The design of the present laser optical torquemeter arose from the need to measure the mechanical power furnished by a prototype of chirale turbine, which exploits the lift force produced in the rotor, due to the "Magnus effect." The particular optical reading system allows the device to determine both the torque and the mechanical power. The torque value is obtained through the reading of the torsional angle. From this value, together with that of the transmission shaft angular speed measured by the same torquemeter, the mechanical power of the turbine is calculated. The optical system output signals are acquired, processed and elaborated by a virtual logic circuit, simulated by means of a suitable home-made software in LabVIEW environment.
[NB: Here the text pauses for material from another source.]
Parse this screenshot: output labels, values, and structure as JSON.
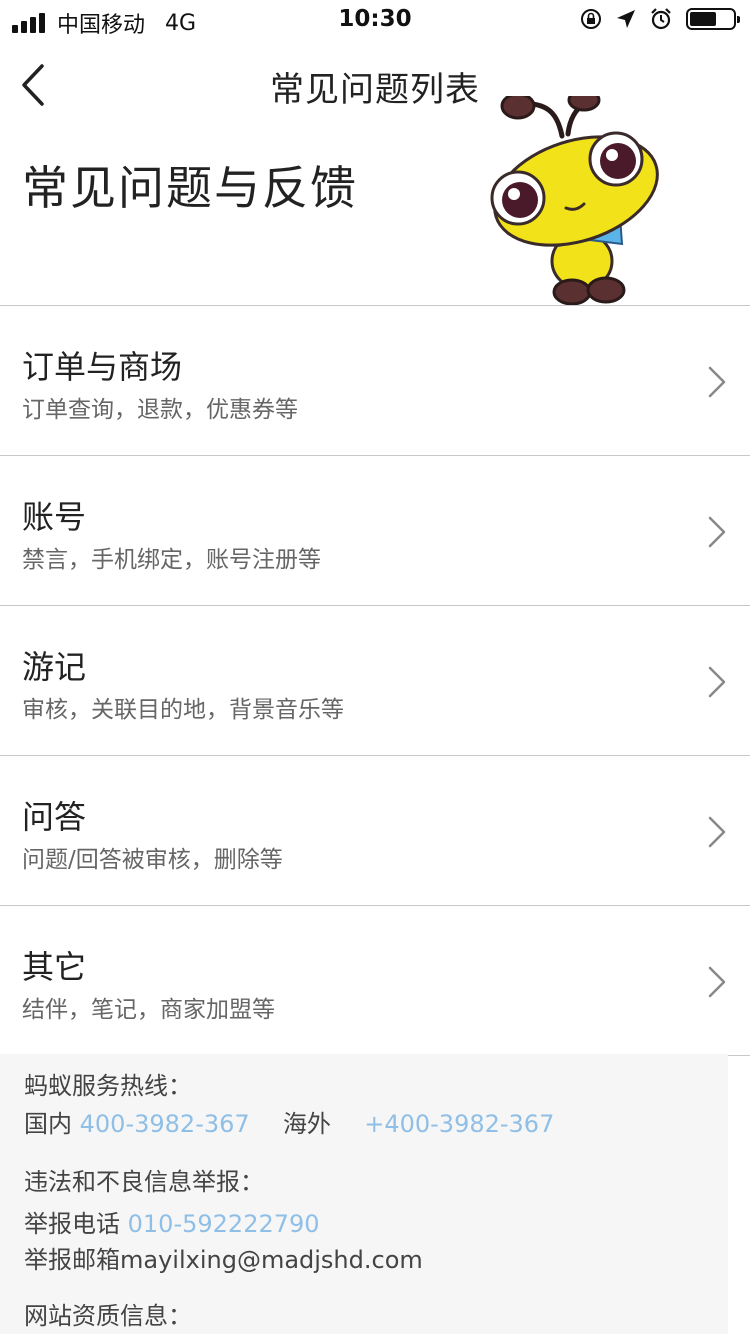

The torquemeter has been tested operating with the prototype of turbine in a wind tunnel.
Previous work by the authors showed that the endurance limit of specimens, or mechanical components, can be predicted using thermal infrared imagery. The new technique enables the determination of the fatigue strength limit in a comparatively short period of time (few thousands cycles), and using very few specimens (theoretically only 1). The present work applies this technique to rotating-bending test specimens of austempered ductile iron, an alloy whose fatigue limit is, due to the high scatter dispersion of the data points and the long testing period required, generally difficult to determine by the traditional technique. This material exhibited higher fatigue strength than the familiar nodular cast iron. This was confirmed by the results derived from the traditional Wohler test and the new technique, and supported by the data gathered from literature.